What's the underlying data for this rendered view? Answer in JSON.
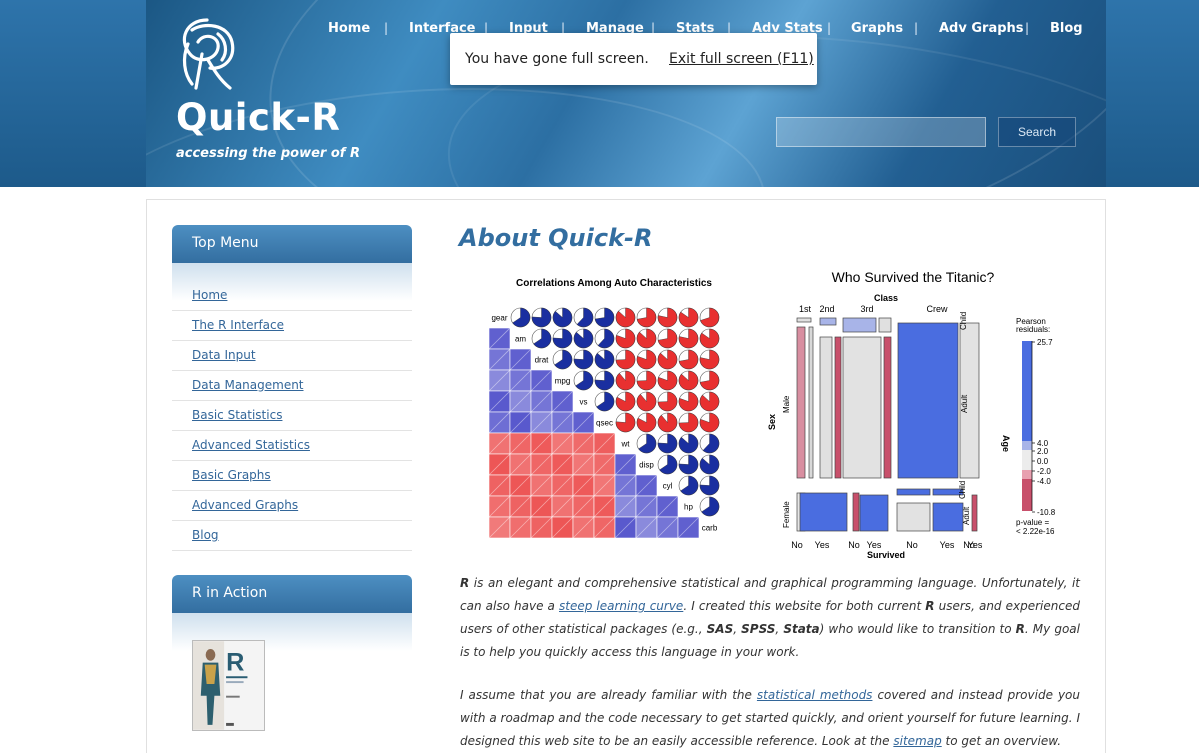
{
  "header": {
    "site_title": "Quick-R",
    "tagline": "accessing the power of R",
    "nav": [
      "Home",
      "Interface",
      "Input",
      "Manage",
      "Stats",
      "Adv Stats",
      "Graphs",
      "Adv Graphs",
      "Blog"
    ],
    "search_placeholder": "",
    "search_button": "Search"
  },
  "fullscreen_notice": {
    "text": "You have gone full screen.",
    "exit_link": "Exit full screen (F11)"
  },
  "sidebar": {
    "top_menu_title": "Top Menu",
    "items": [
      "Home",
      "The R Interface",
      "Data Input",
      "Data Management",
      "Basic Statistics",
      "Advanced Statistics",
      "Basic Graphs",
      "Advanced Graphs",
      "Blog"
    ],
    "r_in_action_title": "R in Action"
  },
  "main": {
    "title": "About Quick-R",
    "para1": {
      "r1": "R",
      "t1": " is an elegant and comprehensive statistical and graphical programming language. Unfortunately, it can also have a ",
      "link1": "steep learning curve",
      "t2": ". I created this website for both current ",
      "r2": "R",
      "t3": " users, and experienced users of other statistical packages (e.g., ",
      "sas": "SAS",
      "c1": ", ",
      "spss": "SPSS",
      "c2": ", ",
      "stata": "Stata",
      "t4": ") who would like to transition to ",
      "r3": "R",
      "t5": ". My goal is to help you quickly access this language in your work."
    },
    "para2": {
      "t1": "I assume that you are already familiar with the ",
      "link1": "statistical methods",
      "t2": " covered and instead provide you with a roadmap and the code necessary to get started quickly, and orient yourself for future learning. I designed this web site to be an easily accessible reference. Look at the ",
      "link2": "sitemap",
      "t3": " to get an overview."
    }
  },
  "chart_data": [
    {
      "type": "heatmap",
      "title": "Correlations Among Auto Characteristics",
      "variables": [
        "gear",
        "am",
        "drat",
        "mpg",
        "vs",
        "qsec",
        "wt",
        "disp",
        "cyl",
        "hp",
        "carb"
      ]
    },
    {
      "type": "mosaic",
      "title": "Who Survived the Titanic?",
      "class_label": "Class",
      "classes": [
        "1st",
        "2nd",
        "3rd",
        "Crew"
      ],
      "sex_label": "Sex",
      "sexes": [
        "Male",
        "Female"
      ],
      "age_label": "Age",
      "ages_top": [
        "Child",
        "Adult"
      ],
      "ages_bottom": [
        "Adult",
        "Child"
      ],
      "survived_label": "Survived",
      "survived_ticks": [
        "No",
        "Yes",
        "No",
        "Yes",
        "No",
        "Yes",
        "No",
        "Yes"
      ],
      "legend_title": [
        "Pearson",
        "residuals:"
      ],
      "legend_ticks": [
        "25.7",
        "4.0",
        "2.0",
        "0.0",
        "-2.0",
        "-4.0",
        "-10.8"
      ],
      "pvalue": [
        "p-value =",
        "< 2.22e-16"
      ]
    }
  ],
  "colors": {
    "header_blue": "#2c6fa3",
    "link": "#336699",
    "title": "#336ea0"
  }
}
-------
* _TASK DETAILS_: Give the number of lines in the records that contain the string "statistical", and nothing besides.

* _ANSWER SECTION_: 3